results of our survey show.
- 45% said they are a ‘dog person’
- 31% answered that they would rather own a cat
- While around one in five (21%) said they didn’t fit into either category
Pet preference seems to vary considerably depending on the region in which you live.
- 54% of people living in the Midlands and Wales would opt for a dog
- Those in the North of England (52%) and Scotland (47%) were also more inclined to want a canine friend
- Compared to people living in both London and the South of England, who are split between the two, with 35% and 36% respectively choosing dogs, and 37% apiece preferring cats
Loyalty or independence
Whether you prefer dogs or cats can be a sensitive issue, and as our poll shows, most Brits can come off the fence on the issue and decide if they are a cat or a dog ‘person’.
Historically speaking, dogs and cats have been popular household additions, as the former were used to catch vermin and the latter to protect the owner’s property. Nowadays, pets are stereotypically likely to be known for their personalities, with cats said to be affectionate but fiercely independent, and dogs characterised as ‘man’s best friend’, loyal to the end. Informally known as a nation of animal lovers, current estimates suggest that Britain’s households are home to around 10.3 million cats and 10.5 million dogs.

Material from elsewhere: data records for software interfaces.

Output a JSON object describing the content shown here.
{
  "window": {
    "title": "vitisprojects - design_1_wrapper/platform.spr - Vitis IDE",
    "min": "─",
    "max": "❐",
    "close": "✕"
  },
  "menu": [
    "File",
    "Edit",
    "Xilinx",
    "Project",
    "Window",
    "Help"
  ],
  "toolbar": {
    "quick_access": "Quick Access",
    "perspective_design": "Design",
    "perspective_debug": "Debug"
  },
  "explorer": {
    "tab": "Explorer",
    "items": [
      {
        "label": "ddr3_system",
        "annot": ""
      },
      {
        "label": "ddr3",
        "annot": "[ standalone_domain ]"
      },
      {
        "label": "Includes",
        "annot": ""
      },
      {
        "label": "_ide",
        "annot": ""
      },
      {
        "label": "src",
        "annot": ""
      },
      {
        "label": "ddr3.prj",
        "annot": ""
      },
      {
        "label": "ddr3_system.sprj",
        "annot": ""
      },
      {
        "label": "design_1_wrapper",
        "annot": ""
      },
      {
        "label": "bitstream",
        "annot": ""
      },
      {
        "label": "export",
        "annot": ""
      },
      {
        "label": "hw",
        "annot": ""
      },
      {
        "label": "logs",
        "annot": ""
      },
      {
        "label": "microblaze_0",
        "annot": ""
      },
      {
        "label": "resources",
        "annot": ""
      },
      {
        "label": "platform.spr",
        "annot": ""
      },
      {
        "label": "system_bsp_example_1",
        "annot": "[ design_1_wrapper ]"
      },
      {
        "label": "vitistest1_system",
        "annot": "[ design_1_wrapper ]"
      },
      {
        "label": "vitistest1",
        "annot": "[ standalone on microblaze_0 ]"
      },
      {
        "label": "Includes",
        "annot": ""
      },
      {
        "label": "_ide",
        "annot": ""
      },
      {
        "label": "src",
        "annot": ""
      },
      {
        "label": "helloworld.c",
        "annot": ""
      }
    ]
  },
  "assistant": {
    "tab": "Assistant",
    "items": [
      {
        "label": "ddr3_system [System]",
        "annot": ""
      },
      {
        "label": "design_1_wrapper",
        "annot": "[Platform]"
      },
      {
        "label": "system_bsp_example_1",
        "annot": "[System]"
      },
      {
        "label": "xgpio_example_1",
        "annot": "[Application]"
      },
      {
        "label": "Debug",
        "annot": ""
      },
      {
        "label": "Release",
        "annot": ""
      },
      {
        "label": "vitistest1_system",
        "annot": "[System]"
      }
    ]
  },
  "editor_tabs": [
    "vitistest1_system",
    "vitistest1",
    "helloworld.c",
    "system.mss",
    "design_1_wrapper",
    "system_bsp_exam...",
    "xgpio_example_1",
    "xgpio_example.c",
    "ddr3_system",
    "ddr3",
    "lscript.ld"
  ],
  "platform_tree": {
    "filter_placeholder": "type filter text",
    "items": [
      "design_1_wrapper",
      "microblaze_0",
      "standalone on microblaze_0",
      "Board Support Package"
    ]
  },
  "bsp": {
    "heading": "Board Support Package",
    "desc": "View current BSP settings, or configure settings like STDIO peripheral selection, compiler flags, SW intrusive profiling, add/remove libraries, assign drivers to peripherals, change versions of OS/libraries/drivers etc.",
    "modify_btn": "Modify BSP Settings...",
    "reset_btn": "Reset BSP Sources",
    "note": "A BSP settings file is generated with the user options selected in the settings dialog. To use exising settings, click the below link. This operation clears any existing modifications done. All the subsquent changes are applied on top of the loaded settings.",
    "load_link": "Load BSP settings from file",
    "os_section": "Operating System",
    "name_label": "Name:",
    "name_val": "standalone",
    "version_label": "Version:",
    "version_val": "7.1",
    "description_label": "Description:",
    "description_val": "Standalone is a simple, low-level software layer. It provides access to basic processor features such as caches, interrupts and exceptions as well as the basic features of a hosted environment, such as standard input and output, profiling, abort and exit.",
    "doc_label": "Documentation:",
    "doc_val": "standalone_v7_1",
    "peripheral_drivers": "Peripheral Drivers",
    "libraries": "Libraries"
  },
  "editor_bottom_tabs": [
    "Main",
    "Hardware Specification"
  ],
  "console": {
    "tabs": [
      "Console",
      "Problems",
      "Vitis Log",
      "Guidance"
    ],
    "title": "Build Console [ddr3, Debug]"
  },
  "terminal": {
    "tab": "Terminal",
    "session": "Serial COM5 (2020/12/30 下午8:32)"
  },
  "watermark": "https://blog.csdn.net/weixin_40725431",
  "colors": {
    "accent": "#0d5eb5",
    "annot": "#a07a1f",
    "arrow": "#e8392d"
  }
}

The UK was the first country to set up a society for the protection of animals, and in the early nineteenth century, what is now the RSPCA (The Royal Society for the Prevention of Cruelty to Animals) was set up in London, resulting in dramatic changes in the law towards animal welfare. The RSPCA remains one of the most popular charities in the UK, with 55,000 adult members, and receives around £28.5m every year from money left in people’s wills alone.